Braband said the shop is implementing a number of safety measures to prevent the spread of the coronavirus. Clients and employees will have their temperatures checked daily, and employees will be given health screenings. The artist in the shop, which Braband described as sterile, will wear a mask, as will the client during one-on-one procedures.

“We’re in an industry that we’ve always had to be cautious of our health to begin with,” Braband said. “We’ve always viewed tattooing like a doctor’s office. It is a medical procedure at the end of the day. So we’re just going to keep on top of those sanitation and cleaning guidelines, and we’ve added what the Department of Health has given us as well.” 

Similarly, Glen Cove Massage has also instituted several measures to prevent the spread of Covid-19. “We’re required by New York state for the therapist to wear a face mask and a plastic safety shield and to wear either scrubs, a lab coat or an apron,” said Jenny daBeer Charno, who owns Glen Cove Massage.

She said she will change her facemasks, which are branded with the name of her practice, between clients, who cannot stay in the waiting area. Additionally, daBeer Charno will schedule more time in between clients to clean anything they touched, such as door handles, the bathroom and the treatment room, which will have a high-efficiency particulate air (HEPA) filter.

 Because daBeer Charno’s practice is primarily focused on medical massages, most of her clients suffer from conditions like back pain, jaw clenching, headaches and neck pain.

“People are really, really eager to come back,” daBeer Charno said. “I’m really happy to be able to do something that will help them feel better.”

Yajhayra Reyes, owner of the Glen Cove Salt Cave, said she looks forward to meeting with clients again.

It’s “super exciting,” Reyes said. “We’ve been waiting for forever to be able to reopen, and we’re just excited to be able to open our doors and have our customers come back to get all the benefits of salt therapy.”

In adapting to the state’s protocols, Reyes said, the group salt therapy room will hold four people instead of its normal eight. Private rooms will still hold two, and chairs will be thoroughly cleaned between each use. Additionally, she said, the Salt Cave already had an anti-viral ultraviolet light filter put in long before the outbreak, which she said will provide an extra layer of protection against the coronavirus.

As for restaurants, businesses will be permitted to reopen indoors at 50 percent capacity, according to the governor’s New York Forward website. The maximum number of people per table will be 10.
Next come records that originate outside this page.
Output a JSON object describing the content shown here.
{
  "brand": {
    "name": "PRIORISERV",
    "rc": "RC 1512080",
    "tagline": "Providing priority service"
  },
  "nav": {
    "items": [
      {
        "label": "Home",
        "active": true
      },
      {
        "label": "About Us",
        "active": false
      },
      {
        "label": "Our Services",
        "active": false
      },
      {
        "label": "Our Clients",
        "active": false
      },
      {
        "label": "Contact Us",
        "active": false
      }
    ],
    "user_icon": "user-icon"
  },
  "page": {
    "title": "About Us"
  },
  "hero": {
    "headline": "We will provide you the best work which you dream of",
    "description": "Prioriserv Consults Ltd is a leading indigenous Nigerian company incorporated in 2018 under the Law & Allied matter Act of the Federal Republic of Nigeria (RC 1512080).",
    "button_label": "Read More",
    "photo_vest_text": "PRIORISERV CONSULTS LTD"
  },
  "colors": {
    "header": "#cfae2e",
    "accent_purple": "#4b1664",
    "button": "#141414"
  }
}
Additionally, Glen Cove City Hall will reopen to employees on Wednesday, June 24. “I’m glad to see that we will have people coming back in,” Mayor Tim Tenke said at a City Council Meeting on June 23. “There will be no public appointments this week until we have our safety wellness booths in City Hall.”

Cuomo said at his daily briefing on June 18 that he was in a “happy-go-lucky mood” because New York had tested 68,000 people overnight and found an average infection rate of .9 percent — the lowest it had been since the coronavirus pandemic began in mid-March.

New York City’s infection rate was 1 percent, while Long Island’s was .7 percent.

By contrast, the infection rate had earlier reached 20 percent in New York City and 16 percent on Long Island.

Mike Conn contributed to this story.